Survivorship Bias

Survivorship Bias


A focus on the examples that survive some process while accidentally overlooking those that did not survive — because they are no longer visible.


The example of using statistics of minimizing bomber losses to enemy fire in World War II was developed by statistician Abraham Wald, who noticed that they were only evaluating the the damage to planes that had survived, and thus skewed their analysis, as opposed to all bomber planes (and in particular, the ones that were shot down, did not return, and could not be studied for evaluation).

Everyday Use

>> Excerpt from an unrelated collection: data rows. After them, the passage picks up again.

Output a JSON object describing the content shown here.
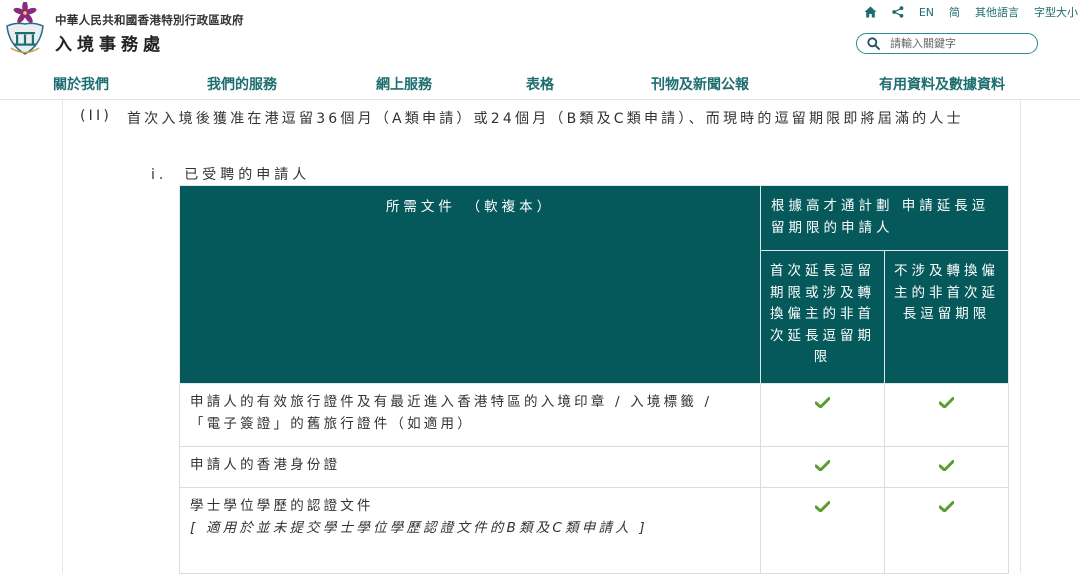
{
  "header": {
    "gov_name": "中華人民共和國香港特別行政區政府",
    "dept_name": "入境事務處",
    "top_links": {
      "home_icon": "home-icon",
      "share_icon": "share-icon",
      "lang_en": "EN",
      "lang_sc": "简",
      "other_lang": "其他語言",
      "font_size": "字型大小"
    },
    "search": {
      "placeholder": "請輸入關鍵字",
      "icon": "search-icon"
    }
  },
  "nav": {
    "items": [
      {
        "label": "關於我們"
      },
      {
        "label": "我們的服務"
      },
      {
        "label": "網上服務"
      },
      {
        "label": "表格"
      },
      {
        "label": "刊物及新聞公報"
      },
      {
        "label": "有用資料及數據資料"
      }
    ]
  },
  "content": {
    "section_label": "(II)",
    "section_text": "首次入境後獲准在港逗留36個月（A類申請）或24個月（B類及C類申請）、而現時的逗留期限即將屆滿的人士",
    "sub_label": "i.",
    "sub_text": "已受聘的申請人",
    "table": {
      "header_docs": "所需文件　（軟複本）",
      "header_group": "根據高才通計劃 申請延長逗留期限的申請人",
      "header_col1": "首次延長逗留期限或涉及轉換僱主的非首次延長逗留期限",
      "header_col2": "不涉及轉換僱主的非首次延長逗留期限",
      "check_icon": "checkmark-icon",
      "check_color": "#5a9e32",
      "header_color": "#06595b",
      "rows": [
        {
          "doc": "申請人的有效旅行證件及有最近進入香港特區的入境印章 / 入境標籤 / 「電子簽證」的舊旅行證件（如適用）",
          "note": "",
          "col1": true,
          "col2": true
        },
        {
          "doc": "申請人的香港身份證",
          "note": "",
          "col1": true,
          "col2": true
        },
        {
          "doc": "學士學位學歷的認證文件",
          "note": "[ 適用於並未提交學士學位學歷認證文件的B類及C類申請人 ]",
          "col1": true,
          "col2": true
        }
      ]
    }
  }
}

We watch entertainment that has survived many rounds of approval before it gets to us (we don't see all that fails). We think devices used to be built of higher quality, but only because the devices we encounter have lasted (and we forget those that have been discarded.) This type of bias creeps into our daily experiences from so many areas, it's useful to take stock when analyzing a group of something (items, processes, connections) and ask yourself about the examples that you might not be considering.